Copyright 2011 by James E. Lancaster
Photos by the author

Notice: All photos are the property of the web page owner and may not be used for any purpose without permission. 

Evening Train Time at Seattle's King Street Station
December 1970

My wife and I lived in Seattle through the mid-1960s but moved to Southern California in March 1968. We returned to visit family for Christmas in 1970 and I took the opportunity to photograph the railroad scene in Seattle. I knew Amtrak was on the horizon so I concentrated on the Burlington Northern passenger trains that were still operating. I spent two evenings at King Street Station during the week before Christmas attempting to photograph both the Western Star and the Mainstreeter, but primarily the former.

Photos - Night photography was not my forte but I tried never-the-less. The photos were shot as time exposures with Ektachrome film using a tripod. They were somewhat overexposed but Photoshop has helped make them a little better. The best of what I shot are shown below. The photos in Figures 1-6 were shot on the first evening at King  Street Station at about 6:00 PM. Figures 7-14 are from the second evening and the photos were taken about 9:00 PM.

Figure 1. A BN F-unit and a Big Sky Blue SDP40 wait at the north end of the station. Iím not sure what train the F-unit came in on Ė probably a pool train from Portland.

Figure 2. This photo was way overexposed but I've included it to give a little idea of the headend of the Western Star's consist during this last Christmas holiday before Amtrak: GN Big Sky Blue (BSB) storage mail, GN Empire Builder (EB) Baggage-RPO, Milwaukee Road storage mail and GN EB baggage. These were followed by the coaches and sleepers.

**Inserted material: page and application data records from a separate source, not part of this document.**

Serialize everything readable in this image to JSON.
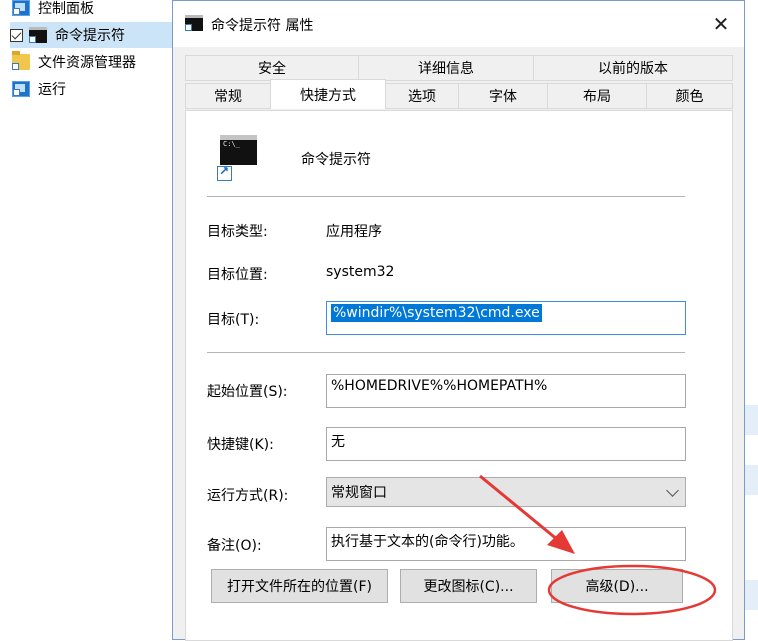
{
  "explorer": {
    "nav_items": [
      {
        "label": "控制面板",
        "icon": "control-panel-icon"
      },
      {
        "label": "命令提示符",
        "icon": "cmd-icon",
        "selected": true
      },
      {
        "label": "文件资源管理器",
        "icon": "folder-icon"
      },
      {
        "label": "运行",
        "icon": "run-icon"
      }
    ]
  },
  "dialog": {
    "title": "命令提示符 属性",
    "close_glyph": "✕",
    "tabs_row1": [
      "安全",
      "详细信息",
      "以前的版本"
    ],
    "tabs_row2": [
      "常规",
      "快捷方式",
      "选项",
      "字体",
      "布局",
      "颜色"
    ],
    "active_tab": "快捷方式",
    "shortcut_name": "命令提示符",
    "target_type_label": "目标类型:",
    "target_type_value": "应用程序",
    "target_location_label": "目标位置:",
    "target_location_value": "system32",
    "target_label": "目标(T):",
    "target_value": "%windir%\\system32\\cmd.exe",
    "start_in_label": "起始位置(S):",
    "start_in_value": "%HOMEDRIVE%%HOMEPATH%",
    "hotkey_label": "快捷键(K):",
    "hotkey_value": "无",
    "run_label": "运行方式(R):",
    "run_value": "常规窗口",
    "comment_label": "备注(O):",
    "comment_value": "执行基于文本的(命令行)功能。",
    "buttons": {
      "open_location": "打开文件所在的位置(F)",
      "change_icon": "更改图标(C)...",
      "advanced": "高级(D)..."
    }
  },
  "colors": {
    "annotation_red": "#e53935",
    "selection_blue": "#0078d7",
    "focus_border": "#3c8ee8"
  }
}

Figure 3. This photo provides a close look at RPO #42, still in Empire Builder colors 3 1/2 years after the introduction of the BSB paint scheme. It's still early in the evening and the loading of mail has not yet begun. These lightweight Baggage-RPOs, delivered between October 1950 and March 1951 and originally assigned to the Empire Builder, replaced the earlier heavy-
weight 60-foot RPOs on the Western Star after the Post Office discontinued the sorting of mail on the EB in October 1967.

Figure 4. Another view of RPO #42 and parts of the ex-GN BSB mail storage car ahead of it and the Milwaukee Road mail storage car behind it.  (For a photo of  another Milwaukee Road mail storage car the came into and went out of Seattle on the Western Star in 1967, click here.)

Figure 5. The BN Mainstreeterís consist of coaches, buffet and an ex-GN sleeper have been spotted on Track 3 for a 7:15 PM departure. The October 1970 public timetable listed a Slumbercoach for this train so the GN sleeper must be a substitute. The car just ahead of the sleeper was listed in the timetable as an Economy Buffet Car.

Figure 6. The consist from a very late arriving North Coast Limited has been spotted on Track 2. The NCL was due in at 8:45 AM but on this day didnít arrive until late afternoon. It will soon go to the coach yard for servicing.


Figure 7. It's another evening and mail is loaded into baggage cars at the head end of the Western Star.

Figure 8. Baggage carts are stacked with mail to be loaded on the train.

Figure 9. This view shows the two baggage cars being loaded with mail plus an ex-MKT stainless steel coach #527 lettered for the former Northern Pacific. NP #527 was built by Pullman-Standard in 1954 and purchased by the Northern Pacific in 1965.

Figure 10. Passengers were still waiting inside the station, but station workers were already loading baggage aboard a rainbow-colored Western Star that was scheduled for a 10:00 PM departure. Note the two coach seats inside the open baggage car door at the left.

Figure 11. Baggage carts moving across the tracks blurred this photo.

Figure 12. When I posted these photos on Trainorders.com in 2009, Kurt Armbruster wrote "... a nice, evocative scene -- baggage carts, parcels being loaded into the baggage car, a few ghostly blurs of boarding passengers...Even then, the 'Star was hard at it, one of the few remaining passenger trains to haul mail after the October 1967 mail contract massacre, and quite a few Seattle-Spokane riders as well."

Figure 13. After taking the previous photos down at track level, I walked up to the Fourth Avenue viaduct for some final photos. Here an SDP40 and three F-units wait at for the Western Starís 10:00 PM departure. The track curving into the tunnel at the right went to the Post Office Terminal Annex when that facility was next to the station. It moved to a new location next to South Lander Street in the 1950s.

Figure 14. Close-up view of the Western Starís motive power.

For more railroad photos, click here. 

Last Update: 11/29/11